So the probability is 10 out of 135.

for part b, we look for buyers who don't get the bus 13 boys walk, and 30 boys the car.

So altogether 13 plus 30 gives us 43 boys who don't take the bus.

So the probability is 43 out of 135.

Finally, we need to look the total number of students who travel by car.

This is 65.

So the probability that a student travels by car is 65 out of 135.

Here is a question for you to try.

Pause the videos complete the task and restart when you are finished.

Here are the answers.

In this question, we've got two dice being rolled, the numbers are multiplied together to get a score.

So when we fill in the table, we need to multiply the numbers together.
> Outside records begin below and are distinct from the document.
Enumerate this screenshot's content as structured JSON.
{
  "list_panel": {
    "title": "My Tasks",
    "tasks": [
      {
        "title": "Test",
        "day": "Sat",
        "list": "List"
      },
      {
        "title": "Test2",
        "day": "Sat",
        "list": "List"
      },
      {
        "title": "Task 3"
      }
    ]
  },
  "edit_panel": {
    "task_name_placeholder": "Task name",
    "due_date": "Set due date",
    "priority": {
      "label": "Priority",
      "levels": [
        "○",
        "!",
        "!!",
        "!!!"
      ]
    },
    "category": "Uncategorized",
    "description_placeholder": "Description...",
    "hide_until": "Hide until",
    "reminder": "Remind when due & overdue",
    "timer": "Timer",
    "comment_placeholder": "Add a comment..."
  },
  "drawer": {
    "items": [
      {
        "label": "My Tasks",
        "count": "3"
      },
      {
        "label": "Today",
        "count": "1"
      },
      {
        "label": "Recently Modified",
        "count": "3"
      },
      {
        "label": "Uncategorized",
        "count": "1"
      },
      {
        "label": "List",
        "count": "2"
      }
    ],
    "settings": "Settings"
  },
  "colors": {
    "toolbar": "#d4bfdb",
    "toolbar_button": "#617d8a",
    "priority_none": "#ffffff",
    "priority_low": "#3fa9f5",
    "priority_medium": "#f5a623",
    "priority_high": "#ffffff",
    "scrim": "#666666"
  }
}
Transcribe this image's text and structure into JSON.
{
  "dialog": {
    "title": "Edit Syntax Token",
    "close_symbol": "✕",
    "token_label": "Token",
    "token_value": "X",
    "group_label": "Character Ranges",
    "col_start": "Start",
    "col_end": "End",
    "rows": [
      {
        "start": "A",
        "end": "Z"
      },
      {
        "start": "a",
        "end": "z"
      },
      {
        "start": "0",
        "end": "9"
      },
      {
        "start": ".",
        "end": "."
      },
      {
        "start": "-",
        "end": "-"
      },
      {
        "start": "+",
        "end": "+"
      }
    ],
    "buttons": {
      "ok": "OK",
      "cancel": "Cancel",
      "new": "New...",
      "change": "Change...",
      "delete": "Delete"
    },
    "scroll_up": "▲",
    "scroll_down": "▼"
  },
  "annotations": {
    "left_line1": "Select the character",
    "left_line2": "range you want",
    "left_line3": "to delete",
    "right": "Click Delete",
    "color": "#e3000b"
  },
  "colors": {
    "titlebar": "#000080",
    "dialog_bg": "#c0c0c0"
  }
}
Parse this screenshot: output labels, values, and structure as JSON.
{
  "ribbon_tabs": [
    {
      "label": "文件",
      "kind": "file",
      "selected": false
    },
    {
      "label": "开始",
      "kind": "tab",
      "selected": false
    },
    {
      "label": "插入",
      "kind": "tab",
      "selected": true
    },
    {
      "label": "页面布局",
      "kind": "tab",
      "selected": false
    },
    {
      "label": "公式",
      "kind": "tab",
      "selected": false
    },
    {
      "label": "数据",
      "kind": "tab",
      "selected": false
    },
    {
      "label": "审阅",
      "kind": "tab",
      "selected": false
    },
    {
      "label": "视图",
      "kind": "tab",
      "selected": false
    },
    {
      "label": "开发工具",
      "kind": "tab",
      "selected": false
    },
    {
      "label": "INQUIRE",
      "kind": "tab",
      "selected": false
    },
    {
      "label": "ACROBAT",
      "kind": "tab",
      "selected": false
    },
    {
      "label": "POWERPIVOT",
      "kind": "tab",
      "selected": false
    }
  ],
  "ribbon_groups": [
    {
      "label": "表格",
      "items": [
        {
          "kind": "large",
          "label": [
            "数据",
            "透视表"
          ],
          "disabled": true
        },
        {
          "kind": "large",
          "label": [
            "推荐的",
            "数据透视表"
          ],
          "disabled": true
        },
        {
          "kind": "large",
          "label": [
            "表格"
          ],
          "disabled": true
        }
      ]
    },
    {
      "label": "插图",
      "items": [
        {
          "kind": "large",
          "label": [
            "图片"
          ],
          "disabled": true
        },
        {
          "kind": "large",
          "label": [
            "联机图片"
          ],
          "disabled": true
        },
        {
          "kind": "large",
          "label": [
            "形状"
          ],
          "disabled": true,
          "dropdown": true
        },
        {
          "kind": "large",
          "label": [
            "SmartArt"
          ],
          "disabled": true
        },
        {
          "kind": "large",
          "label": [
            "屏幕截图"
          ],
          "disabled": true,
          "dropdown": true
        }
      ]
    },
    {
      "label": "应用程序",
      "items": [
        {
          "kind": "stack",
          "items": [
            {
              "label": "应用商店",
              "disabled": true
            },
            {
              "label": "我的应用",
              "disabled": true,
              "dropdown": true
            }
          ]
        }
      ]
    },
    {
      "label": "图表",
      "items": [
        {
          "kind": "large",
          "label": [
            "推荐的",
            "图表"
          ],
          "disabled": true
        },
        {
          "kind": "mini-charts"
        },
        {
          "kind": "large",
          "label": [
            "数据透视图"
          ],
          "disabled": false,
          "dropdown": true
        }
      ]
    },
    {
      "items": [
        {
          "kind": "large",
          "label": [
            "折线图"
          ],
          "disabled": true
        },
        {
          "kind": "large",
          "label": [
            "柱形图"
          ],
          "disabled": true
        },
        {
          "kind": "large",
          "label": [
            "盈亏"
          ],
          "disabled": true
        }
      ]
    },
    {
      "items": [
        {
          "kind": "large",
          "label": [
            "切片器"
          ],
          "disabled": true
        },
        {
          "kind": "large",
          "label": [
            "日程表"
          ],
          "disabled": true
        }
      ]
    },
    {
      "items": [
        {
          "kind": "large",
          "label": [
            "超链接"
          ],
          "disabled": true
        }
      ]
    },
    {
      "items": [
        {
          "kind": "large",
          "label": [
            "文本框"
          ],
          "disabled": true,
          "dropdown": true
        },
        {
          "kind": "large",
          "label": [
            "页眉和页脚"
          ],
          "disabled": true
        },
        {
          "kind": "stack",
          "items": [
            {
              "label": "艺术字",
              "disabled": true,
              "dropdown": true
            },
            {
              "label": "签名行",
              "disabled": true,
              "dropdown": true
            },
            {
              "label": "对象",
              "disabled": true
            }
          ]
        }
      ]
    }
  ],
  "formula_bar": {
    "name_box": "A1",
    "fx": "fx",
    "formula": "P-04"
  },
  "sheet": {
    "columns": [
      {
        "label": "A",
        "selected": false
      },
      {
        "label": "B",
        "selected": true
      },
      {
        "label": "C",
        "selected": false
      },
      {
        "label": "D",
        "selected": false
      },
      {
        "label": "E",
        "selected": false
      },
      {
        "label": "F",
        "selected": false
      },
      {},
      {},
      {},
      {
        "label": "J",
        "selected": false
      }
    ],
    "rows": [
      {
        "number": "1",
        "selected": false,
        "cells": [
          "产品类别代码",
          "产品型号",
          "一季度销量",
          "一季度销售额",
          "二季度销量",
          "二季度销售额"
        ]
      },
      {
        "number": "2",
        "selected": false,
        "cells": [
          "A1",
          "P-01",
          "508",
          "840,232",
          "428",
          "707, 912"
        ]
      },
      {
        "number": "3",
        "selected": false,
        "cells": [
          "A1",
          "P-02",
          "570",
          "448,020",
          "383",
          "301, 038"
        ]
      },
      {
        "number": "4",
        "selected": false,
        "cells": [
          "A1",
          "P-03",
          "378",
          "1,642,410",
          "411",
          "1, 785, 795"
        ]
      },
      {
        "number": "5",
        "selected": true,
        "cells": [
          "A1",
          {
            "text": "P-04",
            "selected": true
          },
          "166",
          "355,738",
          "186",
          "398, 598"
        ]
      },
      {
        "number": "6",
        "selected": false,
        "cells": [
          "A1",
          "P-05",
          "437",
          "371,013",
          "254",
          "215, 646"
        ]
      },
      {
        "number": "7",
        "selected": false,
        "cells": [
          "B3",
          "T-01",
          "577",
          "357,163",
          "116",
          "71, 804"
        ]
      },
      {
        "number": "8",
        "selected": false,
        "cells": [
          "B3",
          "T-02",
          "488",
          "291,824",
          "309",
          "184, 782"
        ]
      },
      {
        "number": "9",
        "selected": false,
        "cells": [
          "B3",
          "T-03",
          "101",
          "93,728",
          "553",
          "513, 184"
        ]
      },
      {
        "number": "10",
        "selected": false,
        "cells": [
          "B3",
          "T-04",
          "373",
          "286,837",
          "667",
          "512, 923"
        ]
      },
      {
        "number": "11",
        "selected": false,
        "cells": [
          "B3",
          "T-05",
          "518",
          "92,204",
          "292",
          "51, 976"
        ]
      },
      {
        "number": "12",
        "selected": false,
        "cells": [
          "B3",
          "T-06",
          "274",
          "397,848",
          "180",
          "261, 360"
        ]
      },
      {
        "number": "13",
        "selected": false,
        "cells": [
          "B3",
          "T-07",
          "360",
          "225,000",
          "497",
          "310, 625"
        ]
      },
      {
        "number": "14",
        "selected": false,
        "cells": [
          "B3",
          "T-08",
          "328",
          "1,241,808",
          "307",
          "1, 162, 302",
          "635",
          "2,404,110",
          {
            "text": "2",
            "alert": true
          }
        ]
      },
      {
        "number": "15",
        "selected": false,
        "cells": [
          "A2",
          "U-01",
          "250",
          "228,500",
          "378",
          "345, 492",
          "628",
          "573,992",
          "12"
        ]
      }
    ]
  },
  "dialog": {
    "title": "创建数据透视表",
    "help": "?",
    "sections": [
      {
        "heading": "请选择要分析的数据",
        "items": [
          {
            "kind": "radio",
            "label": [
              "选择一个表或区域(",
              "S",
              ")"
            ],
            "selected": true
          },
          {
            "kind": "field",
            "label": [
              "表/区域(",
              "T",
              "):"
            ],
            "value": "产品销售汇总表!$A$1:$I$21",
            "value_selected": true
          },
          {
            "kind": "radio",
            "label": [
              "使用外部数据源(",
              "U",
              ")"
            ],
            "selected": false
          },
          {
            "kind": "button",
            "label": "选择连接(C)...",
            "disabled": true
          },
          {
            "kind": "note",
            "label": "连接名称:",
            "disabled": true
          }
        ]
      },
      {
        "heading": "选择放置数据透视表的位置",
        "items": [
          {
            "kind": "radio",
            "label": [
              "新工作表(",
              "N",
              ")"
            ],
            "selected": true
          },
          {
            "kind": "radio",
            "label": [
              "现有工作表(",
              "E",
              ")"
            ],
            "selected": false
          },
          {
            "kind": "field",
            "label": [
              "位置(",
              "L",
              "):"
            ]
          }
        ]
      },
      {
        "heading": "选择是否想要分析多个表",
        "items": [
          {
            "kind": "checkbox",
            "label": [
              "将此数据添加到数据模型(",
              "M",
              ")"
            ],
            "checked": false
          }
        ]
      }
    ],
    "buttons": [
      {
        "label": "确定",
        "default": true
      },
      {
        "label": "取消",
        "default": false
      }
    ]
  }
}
So for the first row in the first column, we do one times one.

moving across horizontally, we do two times one, three times one, four times one, etcetra.

Then on the second row, we do one times two, two times two, which is four that was already filled in, and three times two is six.

And you continue in this fushion until you have completed the table.

Then we need to find the probability of getting an even score.

Look at the numbers in red.

There are 27 out of a possible 36 numbers that are even, don't forget to include the four and 24 that were already given in the table.

Then we have to find the probability of getting a square number score.

We look for square numbers.

These are one, four, nine, 16, 25 and 36.

And they're going diagonally from left to right in the table.

But don't forget that we've got one times four, which is four and another four on the other side, too.

So altogether, there are eight square numbers.

So the probability is eight out of 36.

Here's a question for you to try.

Pause the video to complete the task and restart when you are finished.

Here is the answer.

In this question, it is useful to draw a sample space diagram but the score are added together.

There are 36 outcomes, of which the majority are seven.

So seven is the most likely score.

Here's a question for you to try.

Pause the video to complete the task and restart when you're finished.

Here are the answers.

Before I begin this question, it is useful to draw a sample space like this one on the right-hand side.

For part a, you can see that there are four opportunities to get the same letter out of a total of 24 outcomes.

for part b, you needed to find any outcomes that contain a letter B.

There are nine of these.

So the probability is nine out of 24.

That's all for this lesson.

Remember to take the Exit quiz.

Thank you for watching.